In 1942, with the Second World War raging, George Orwell wrote a short essay called “Pacifism and the War.” In it, he argued that pacifism was an ineffective response to totalitarianism, that it was a moral philosophy born out of ignorance and shelteredness, and that many of those then calling themselves pacifists were actually fascist sympathizers in disguise.

He also offered up a soundbite that lives on in political debate to this day: “Pacifism is objectively pro-Fascist.”

It took Orwell barely two years to disavow that quote. In an article he wrote in late 1944,he declared that his previous claim had been both dishonest and counterproductive.

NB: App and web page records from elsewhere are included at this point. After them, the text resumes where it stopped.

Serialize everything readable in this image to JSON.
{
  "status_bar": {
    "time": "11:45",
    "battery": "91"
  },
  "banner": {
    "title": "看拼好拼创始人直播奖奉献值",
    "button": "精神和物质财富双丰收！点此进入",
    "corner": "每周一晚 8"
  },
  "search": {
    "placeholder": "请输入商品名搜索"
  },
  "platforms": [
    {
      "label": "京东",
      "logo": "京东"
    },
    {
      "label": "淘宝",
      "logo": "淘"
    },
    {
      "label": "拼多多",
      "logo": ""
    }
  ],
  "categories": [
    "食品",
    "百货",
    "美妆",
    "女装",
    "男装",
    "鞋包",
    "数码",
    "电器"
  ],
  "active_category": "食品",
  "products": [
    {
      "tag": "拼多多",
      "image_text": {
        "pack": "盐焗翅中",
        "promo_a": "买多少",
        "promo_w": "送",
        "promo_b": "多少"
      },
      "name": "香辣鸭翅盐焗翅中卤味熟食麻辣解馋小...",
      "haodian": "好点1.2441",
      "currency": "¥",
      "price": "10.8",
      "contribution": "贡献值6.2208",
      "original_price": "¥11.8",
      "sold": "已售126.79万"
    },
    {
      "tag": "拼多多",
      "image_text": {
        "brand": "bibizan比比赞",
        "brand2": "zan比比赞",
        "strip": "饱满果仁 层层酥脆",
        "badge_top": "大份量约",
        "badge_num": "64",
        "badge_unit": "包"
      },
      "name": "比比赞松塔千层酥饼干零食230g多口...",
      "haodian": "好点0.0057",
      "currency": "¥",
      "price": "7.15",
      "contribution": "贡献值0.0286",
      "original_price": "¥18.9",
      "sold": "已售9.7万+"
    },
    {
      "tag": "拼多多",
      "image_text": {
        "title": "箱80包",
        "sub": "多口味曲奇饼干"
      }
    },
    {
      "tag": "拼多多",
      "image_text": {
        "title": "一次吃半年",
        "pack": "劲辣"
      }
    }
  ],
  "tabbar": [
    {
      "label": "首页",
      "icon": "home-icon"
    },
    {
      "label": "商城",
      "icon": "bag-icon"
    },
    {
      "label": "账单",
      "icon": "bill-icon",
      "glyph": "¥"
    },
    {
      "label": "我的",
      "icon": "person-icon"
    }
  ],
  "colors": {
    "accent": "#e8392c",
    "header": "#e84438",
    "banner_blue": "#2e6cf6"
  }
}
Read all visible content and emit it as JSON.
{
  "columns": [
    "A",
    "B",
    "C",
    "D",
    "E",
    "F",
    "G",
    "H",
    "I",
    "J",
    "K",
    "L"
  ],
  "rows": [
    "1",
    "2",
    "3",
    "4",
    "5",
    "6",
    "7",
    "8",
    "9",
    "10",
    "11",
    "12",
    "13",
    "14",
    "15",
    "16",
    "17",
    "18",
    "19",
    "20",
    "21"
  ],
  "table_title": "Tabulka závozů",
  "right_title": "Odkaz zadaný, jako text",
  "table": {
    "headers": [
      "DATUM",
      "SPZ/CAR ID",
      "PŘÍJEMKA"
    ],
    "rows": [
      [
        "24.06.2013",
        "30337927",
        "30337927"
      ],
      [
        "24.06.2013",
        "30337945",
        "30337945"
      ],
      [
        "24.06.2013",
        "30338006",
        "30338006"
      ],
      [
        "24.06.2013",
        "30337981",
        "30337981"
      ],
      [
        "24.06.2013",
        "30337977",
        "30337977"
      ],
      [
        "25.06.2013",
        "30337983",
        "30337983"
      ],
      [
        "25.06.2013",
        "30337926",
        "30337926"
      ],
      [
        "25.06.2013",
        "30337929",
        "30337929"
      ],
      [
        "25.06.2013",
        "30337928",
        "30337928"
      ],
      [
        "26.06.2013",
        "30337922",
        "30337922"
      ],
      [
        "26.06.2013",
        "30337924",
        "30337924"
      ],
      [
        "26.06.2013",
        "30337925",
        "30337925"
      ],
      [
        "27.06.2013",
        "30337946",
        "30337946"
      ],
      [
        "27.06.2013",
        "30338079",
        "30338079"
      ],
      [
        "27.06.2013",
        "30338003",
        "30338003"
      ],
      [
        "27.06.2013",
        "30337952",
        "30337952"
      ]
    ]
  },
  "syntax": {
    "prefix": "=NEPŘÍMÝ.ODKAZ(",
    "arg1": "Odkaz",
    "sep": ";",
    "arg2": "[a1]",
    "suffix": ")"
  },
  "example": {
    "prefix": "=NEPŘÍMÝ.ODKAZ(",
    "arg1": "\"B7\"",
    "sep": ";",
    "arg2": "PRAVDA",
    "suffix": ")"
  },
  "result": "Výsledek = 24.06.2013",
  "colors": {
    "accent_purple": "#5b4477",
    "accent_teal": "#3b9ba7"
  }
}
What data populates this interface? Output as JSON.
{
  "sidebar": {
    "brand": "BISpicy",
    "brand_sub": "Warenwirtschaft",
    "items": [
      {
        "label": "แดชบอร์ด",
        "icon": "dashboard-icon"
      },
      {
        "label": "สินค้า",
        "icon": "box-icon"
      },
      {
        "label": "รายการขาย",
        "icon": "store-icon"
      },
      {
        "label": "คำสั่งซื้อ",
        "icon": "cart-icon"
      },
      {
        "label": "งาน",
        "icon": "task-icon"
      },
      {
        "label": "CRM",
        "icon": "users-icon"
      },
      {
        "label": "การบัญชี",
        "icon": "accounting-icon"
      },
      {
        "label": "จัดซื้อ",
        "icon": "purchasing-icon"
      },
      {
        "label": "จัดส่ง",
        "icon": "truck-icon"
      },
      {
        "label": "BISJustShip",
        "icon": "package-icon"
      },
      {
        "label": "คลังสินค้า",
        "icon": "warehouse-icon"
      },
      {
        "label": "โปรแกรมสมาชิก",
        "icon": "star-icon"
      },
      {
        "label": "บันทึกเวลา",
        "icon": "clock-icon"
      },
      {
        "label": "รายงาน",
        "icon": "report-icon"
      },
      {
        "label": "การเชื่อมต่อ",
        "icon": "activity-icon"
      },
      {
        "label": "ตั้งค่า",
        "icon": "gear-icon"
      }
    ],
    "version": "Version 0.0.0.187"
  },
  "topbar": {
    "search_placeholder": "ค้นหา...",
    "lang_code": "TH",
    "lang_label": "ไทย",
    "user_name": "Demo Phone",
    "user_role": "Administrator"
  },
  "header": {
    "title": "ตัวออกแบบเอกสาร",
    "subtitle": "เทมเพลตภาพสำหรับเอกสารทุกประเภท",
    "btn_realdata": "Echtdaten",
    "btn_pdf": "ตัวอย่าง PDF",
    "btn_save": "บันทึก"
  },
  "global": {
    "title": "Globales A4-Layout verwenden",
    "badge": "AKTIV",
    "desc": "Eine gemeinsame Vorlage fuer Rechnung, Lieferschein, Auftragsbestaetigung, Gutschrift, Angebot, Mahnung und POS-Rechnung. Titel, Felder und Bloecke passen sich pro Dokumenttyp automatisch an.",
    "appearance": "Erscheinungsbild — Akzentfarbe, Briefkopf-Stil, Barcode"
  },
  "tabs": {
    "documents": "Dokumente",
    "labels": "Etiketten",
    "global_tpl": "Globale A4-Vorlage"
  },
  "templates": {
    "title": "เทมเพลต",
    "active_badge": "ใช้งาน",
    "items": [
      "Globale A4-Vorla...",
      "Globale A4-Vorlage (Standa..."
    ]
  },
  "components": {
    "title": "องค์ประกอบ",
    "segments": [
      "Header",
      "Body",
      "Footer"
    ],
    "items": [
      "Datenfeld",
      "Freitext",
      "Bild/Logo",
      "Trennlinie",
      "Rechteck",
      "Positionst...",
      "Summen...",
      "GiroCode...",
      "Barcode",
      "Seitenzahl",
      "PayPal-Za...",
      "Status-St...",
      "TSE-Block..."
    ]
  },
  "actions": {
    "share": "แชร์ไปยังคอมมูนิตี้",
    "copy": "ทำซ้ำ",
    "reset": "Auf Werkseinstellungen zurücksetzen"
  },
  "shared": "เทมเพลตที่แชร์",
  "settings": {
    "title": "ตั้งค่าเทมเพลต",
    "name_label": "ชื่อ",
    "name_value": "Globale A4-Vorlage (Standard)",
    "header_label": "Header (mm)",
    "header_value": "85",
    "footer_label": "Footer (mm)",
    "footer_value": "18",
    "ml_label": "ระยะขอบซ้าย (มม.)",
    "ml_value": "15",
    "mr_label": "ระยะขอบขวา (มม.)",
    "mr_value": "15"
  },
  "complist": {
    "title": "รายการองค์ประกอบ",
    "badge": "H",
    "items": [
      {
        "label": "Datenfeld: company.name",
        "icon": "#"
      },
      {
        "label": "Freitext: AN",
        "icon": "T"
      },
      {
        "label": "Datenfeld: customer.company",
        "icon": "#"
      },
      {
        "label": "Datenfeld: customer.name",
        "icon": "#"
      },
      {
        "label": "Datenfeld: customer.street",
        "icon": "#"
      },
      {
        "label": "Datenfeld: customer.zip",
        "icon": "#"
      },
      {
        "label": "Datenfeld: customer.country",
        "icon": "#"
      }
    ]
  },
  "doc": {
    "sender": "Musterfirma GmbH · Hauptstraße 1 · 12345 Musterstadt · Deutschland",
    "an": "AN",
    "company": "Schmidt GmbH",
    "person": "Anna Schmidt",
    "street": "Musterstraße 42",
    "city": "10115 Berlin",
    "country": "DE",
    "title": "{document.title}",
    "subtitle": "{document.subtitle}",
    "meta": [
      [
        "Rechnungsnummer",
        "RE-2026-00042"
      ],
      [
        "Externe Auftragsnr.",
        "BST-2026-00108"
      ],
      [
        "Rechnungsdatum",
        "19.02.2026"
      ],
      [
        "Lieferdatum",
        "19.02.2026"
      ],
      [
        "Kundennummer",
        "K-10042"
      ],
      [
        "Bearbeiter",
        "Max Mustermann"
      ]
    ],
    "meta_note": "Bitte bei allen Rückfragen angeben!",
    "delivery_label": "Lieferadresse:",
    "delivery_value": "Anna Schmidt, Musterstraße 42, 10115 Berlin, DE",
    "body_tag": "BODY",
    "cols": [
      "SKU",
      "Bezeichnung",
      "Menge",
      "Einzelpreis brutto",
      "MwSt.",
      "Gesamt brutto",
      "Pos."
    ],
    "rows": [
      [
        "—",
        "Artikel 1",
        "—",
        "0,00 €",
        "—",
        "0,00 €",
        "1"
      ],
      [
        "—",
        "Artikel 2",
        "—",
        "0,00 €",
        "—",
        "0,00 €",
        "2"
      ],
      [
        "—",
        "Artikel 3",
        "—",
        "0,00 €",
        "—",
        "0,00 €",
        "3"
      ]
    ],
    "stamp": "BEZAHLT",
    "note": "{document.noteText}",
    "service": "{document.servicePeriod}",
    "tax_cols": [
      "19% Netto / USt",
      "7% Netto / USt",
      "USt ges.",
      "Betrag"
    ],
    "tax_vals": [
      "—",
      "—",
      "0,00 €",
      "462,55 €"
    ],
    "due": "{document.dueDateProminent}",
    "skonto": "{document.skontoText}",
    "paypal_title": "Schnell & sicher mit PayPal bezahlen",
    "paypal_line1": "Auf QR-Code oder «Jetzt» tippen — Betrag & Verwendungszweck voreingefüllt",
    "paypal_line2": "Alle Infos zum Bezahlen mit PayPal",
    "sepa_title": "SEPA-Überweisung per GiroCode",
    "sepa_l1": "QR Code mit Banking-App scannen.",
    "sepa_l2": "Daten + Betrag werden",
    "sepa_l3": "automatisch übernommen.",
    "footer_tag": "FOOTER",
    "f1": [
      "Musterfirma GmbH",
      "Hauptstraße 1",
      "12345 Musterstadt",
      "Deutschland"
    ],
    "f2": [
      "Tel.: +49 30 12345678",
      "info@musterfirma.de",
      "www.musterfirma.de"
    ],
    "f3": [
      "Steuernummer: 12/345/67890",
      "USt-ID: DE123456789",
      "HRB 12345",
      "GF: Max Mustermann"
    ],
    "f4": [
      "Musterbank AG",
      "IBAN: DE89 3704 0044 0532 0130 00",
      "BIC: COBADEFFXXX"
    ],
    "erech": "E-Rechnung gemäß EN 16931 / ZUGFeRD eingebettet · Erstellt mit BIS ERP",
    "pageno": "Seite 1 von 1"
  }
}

But although the original piece still circulates widely, the followup — in every way a stronger and more cogent one — has disappeared into relative obscurity. That’s a shame, because where the first piece is pretty much completely irrelevant to modern debates (Britain’s war-era fascists have no counterpart in contemporary politics, and where Orwell applies his analysis of pacifism to India and Gandhi he makes a complete mess of it), the second is one of his most thoughtful and contemporary pieces of writing.

Tomorrow I’ll post that second piece here on the blog (since it only exists in full online as a weirdly-formatted PDF), and on Thursday I’ll discuss its importance — to contemporary debates about Islam, to discourse in the blogosphere, to Jon Stewart’s upcoming rally on the Washington Mall — in more detail.